Country Sampler Extra
|Everyday Inspiration||Seasonal Style||Tips & Hacks||Coming Soon|
|Photographed and Styled by Gridley + Graves|
Whether you’ve got a well-worn dresser that’s due for an update or find a less-than-perfect accent table or chair at a garage sale, thrift store or even on the curb, you can give it a new lease on life with paint.
When Amy Thomas purchased an old cupboard from a New York antiques dealer, she was told it was a former built-in that had later been used in a barn to store small farm tools and feed. “It was stained brown and damaged in many areas, and it also rocked back and forth since it was not originally created to stand on its own,” she recalls. A local shop owner who specializes in refreshing vintage and antique furniture filled some of the large scratches on the side of the cupboard, added feet to the bottom, and painted and distressed it using a custom-blended mineral paint. (You can read more about Amy’s home in the July 2020 issue of Country Sampler. See the Coming Soon section of this newsletter for more information about the issue.)
While you might want to call in a pro for a big project like Amy’s cupboard, even a novice painter can produce an amazing furniture transformation. Start small, selecting a petite chair, accent table or nightstand with no repairs needed. Next, pick your paint type (see below for some options) and desired color. Many paints can be blended, so if you don’t find a color you like, you can often mix up a custom hue.
Prepare your surfaces to be painted by thoroughly cleaning them with a soft, lint-free rag and water, if needed. Many products on the market require little more than that, but if your paint type warrants it, you may need to sand and prime your surfaces before painting. (See the “Tips & Hacks” section for ways to clean and care for brushes.)
Buy a quality brush—you don’t want bristles to fall out and mar the finish of your project. Some paint manufacturers offer specialty brushes, but synthetic angled brushes in sizes ranging from 1 1/2" to 2 1/2" work well for most projects.
Follow your paint manufacturer’s directions for application of the paint and an appropriate topcoat, if needed. Many offer various waxes, glazes and finishes you can use to further enhance your piece, if you like. With just a little creativity and elbow grease, you will have a beautifully customized furnishing that brings a spot of color to your home.
In addition to latex paint, which is always a solid option but does require more prep work, there are other choices on the market that come in popular country colors and offer ease of application and a soft, matte look. Here are a few of the current favorites:
Chalk-style paint is water-based and dries to a matte, chalky appearance. It acts as a self-primer and will adhere readily to most surfaces and previously applied coatings without a lot of prep work. It is easy to distress and often used to achieve an aged appearance. It is durable but needs a finish coat for protection. Many manufacturers offer a wax finish coat, but matte polyurethane can also be used.
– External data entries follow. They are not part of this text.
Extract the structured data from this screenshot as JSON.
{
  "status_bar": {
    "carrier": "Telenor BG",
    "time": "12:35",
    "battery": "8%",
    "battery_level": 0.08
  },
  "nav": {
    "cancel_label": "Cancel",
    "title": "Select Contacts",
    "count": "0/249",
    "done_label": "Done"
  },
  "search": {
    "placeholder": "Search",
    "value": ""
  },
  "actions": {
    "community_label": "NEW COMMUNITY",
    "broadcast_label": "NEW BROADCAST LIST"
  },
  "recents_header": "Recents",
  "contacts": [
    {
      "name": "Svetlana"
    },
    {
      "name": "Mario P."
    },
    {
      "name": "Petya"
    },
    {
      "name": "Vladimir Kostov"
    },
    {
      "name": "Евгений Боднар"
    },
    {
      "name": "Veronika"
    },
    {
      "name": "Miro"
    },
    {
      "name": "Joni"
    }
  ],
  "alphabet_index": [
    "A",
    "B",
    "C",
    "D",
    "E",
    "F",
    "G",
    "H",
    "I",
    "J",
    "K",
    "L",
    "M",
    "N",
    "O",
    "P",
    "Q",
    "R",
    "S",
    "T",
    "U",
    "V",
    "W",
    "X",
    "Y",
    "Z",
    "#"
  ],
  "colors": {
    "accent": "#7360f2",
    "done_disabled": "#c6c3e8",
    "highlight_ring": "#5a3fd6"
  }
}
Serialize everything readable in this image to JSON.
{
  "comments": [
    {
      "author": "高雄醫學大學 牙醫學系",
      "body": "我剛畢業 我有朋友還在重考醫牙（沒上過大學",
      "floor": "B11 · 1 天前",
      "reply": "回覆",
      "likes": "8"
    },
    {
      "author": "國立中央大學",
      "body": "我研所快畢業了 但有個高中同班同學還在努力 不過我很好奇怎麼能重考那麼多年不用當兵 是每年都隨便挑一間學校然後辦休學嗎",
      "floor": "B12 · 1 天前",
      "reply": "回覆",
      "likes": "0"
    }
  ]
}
Mineral paint has an acrylic resin base and also dries to a matte appearance. As with chalk-style paint, it does not require a lot of prep work and can also be used to create distressed looks. Unlike chalk-style paint, however, mineral paint has a built-in topcoat due to the acrylic resin and dries to a waterproof finish. This type of paint also has a slightly thinner consistency.
Milkpaint comes in a powder form and is stirred together with water to form a creamy, somewhat runny mixture. It produces a soft, primitive-style finish, which can easily be sanded and distressed for a chippy appearance. Like the other two paints, it doesn’t require much surface preparation, but you will need to add a bonding agent if applying it over a varnished surface. As is the case with chalk-style paint, it requires a wax or matte polyurethane topcoat for durability.